__What to produce__
Word for word, retype the records below.

Dataset rows for apps and sites:
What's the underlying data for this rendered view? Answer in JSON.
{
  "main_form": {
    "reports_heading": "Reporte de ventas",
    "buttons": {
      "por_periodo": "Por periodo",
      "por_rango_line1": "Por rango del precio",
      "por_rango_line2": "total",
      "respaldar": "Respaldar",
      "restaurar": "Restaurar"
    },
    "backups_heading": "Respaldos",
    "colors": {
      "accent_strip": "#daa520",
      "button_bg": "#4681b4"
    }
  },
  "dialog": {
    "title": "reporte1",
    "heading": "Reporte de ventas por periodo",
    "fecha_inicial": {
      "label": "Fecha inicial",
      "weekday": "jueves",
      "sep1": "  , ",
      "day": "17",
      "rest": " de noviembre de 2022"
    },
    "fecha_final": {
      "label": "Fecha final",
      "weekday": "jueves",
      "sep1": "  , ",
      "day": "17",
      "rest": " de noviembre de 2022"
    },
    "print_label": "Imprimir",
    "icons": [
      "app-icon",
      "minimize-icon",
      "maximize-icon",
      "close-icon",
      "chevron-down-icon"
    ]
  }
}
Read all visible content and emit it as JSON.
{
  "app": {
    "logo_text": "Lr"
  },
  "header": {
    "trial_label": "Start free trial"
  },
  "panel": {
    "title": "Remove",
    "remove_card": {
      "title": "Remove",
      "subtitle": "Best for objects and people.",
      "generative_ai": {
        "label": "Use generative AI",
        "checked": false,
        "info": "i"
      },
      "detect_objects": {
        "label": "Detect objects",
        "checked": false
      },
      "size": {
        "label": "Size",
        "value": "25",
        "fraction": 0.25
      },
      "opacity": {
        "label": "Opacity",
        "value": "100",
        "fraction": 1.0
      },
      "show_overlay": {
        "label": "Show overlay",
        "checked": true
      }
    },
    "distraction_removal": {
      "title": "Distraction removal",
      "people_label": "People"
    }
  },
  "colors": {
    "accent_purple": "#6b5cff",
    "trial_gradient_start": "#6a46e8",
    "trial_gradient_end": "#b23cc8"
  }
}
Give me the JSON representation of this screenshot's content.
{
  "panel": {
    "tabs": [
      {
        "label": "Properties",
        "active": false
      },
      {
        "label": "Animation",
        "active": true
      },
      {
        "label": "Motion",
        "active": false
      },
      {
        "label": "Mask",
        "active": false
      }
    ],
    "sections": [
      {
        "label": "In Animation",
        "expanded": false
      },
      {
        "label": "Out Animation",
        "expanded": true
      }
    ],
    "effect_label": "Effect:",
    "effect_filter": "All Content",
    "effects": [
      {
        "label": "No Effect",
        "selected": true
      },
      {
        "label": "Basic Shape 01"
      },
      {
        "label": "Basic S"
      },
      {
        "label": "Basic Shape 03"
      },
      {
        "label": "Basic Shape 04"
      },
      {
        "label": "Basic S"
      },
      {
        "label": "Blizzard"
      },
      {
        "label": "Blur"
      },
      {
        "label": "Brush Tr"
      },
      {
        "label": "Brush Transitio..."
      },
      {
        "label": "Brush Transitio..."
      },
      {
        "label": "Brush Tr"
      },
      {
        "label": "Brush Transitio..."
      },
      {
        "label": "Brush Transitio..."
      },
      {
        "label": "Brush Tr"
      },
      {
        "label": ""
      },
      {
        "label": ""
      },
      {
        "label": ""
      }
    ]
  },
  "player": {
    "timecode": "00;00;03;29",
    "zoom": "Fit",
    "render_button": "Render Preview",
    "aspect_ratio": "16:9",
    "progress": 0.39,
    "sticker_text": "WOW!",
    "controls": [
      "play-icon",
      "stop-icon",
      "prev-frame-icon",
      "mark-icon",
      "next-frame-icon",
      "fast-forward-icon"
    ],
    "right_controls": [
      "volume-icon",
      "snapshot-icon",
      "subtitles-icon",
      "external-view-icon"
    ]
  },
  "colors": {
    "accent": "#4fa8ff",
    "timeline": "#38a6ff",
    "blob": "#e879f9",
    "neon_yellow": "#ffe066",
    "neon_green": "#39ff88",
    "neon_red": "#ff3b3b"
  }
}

__Exercise output__
What's the underlying data for this rendered view? Answer in JSON.
{
  "main_form": {
    "reports_heading": "Reporte de ventas",
    "buttons": {
      "por_periodo": "Por periodo",
      "por_rango_line1": "Por rango del precio",
      "por_rango_line2": "total",
      "respaldar": "Respaldar",
      "restaurar": "Restaurar"
    },
    "backups_heading": "Respaldos",
    "colors": {
      "accent_strip": "#daa520",
      "button_bg": "#4681b4"
    }
  },
  "dialog": {
    "title": "reporte1",
    "heading": "Reporte de ventas por periodo",
    "fecha_inicial": {
      "label": "Fecha inicial",
      "weekday": "jueves",
      "sep1": "  , ",
      "day": "17",
      "rest": " de noviembre de 2022"
    },
    "fecha_final": {
      "label": "Fecha final",
      "weekday": "jueves",
      "sep1": "  , ",
      "day": "17",
      "rest": " de noviembre de 2022"
    },
    "print_label": "Imprimir",
    "icons": [
      "app-icon",
      "minimize-icon",
      "maximize-icon",
      "close-icon",
      "chevron-down-icon"
    ]
  }
}
Read all visible content and emit it as JSON.
{
  "app": {
    "logo_text": "Lr"
  },
  "header": {
    "trial_label": "Start free trial"
  },
  "panel": {
    "title": "Remove",
    "remove_card": {
      "title": "Remove",
      "subtitle": "Best for objects and people.",
      "generative_ai": {
        "label": "Use generative AI",
        "checked": false,
        "info": "i"
      },
      "detect_objects": {
        "label": "Detect objects",
        "checked": false
      },
      "size": {
        "label": "Size",
        "value": "25",
        "fraction": 0.25
      },
      "opacity": {
        "label": "Opacity",
        "value": "100",
        "fraction": 1.0
      },
      "show_overlay": {
        "label": "Show overlay",
        "checked": true
      }
    },
    "distraction_removal": {
      "title": "Distraction removal",
      "people_label": "People"
    }
  },
  "colors": {
    "accent_purple": "#6b5cff",
    "trial_gradient_start": "#6a46e8",
    "trial_gradient_end": "#b23cc8"
  }
}
Give me the JSON representation of this screenshot's content.
{
  "panel": {
    "tabs": [
      {
        "label": "Properties",
        "active": false
      },
      {
        "label": "Animation",
        "active": true
      },
      {
        "label": "Motion",
        "active": false
      },
      {
        "label": "Mask",
        "active": false
      }
    ],
    "sections": [
      {
        "label": "In Animation",
        "expanded": false
      },
      {
        "label": "Out Animation",
        "expanded": true
      }
    ],
    "effect_label": "Effect:",
    "effect_filter": "All Content",
    "effects": [
      {
        "label": "No Effect",
        "selected": true
      },
      {
        "label": "Basic Shape 01"
      },
      {
        "label": "Basic S"
      },
      {
        "label": "Basic Shape 03"
      },
      {
        "label": "Basic Shape 04"
      },
      {
        "label": "Basic S"
      },
      {
        "label": "Blizzard"
      },
      {
        "label": "Blur"
      },
      {
        "label": "Brush Tr"
      },
      {
        "label": "Brush Transitio..."
      },
      {
        "label": "Brush Transitio..."
      },
      {
        "label": "Brush Tr"
      },
      {
        "label": "Brush Transitio..."
      },
      {
        "label": "Brush Transitio..."
      },
      {
        "label": "Brush Tr"
      },
      {
        "label": ""
      },
      {
        "label": ""
      },
      {
        "label": ""
      }
    ]
  },
  "player": {
    "timecode": "00;00;03;29",
    "zoom": "Fit",
    "render_button": "Render Preview",
    "aspect_ratio": "16:9",
    "progress": 0.39,
    "sticker_text": "WOW!",
    "controls": [
      "play-icon",
      "stop-icon",
      "prev-frame-icon",
      "mark-icon",
      "next-frame-icon",
      "fast-forward-icon"
    ],
    "right_controls": [
      "volume-icon",
      "snapshot-icon",
      "subtitles-icon",
      "external-view-icon"
    ]
  },
  "colors": {
    "accent": "#4fa8ff",
    "timeline": "#38a6ff",
    "blob": "#e879f9",
    "neon_yellow": "#ffe066",
    "neon_green": "#39ff88",
    "neon_red": "#ff3b3b"
  }
}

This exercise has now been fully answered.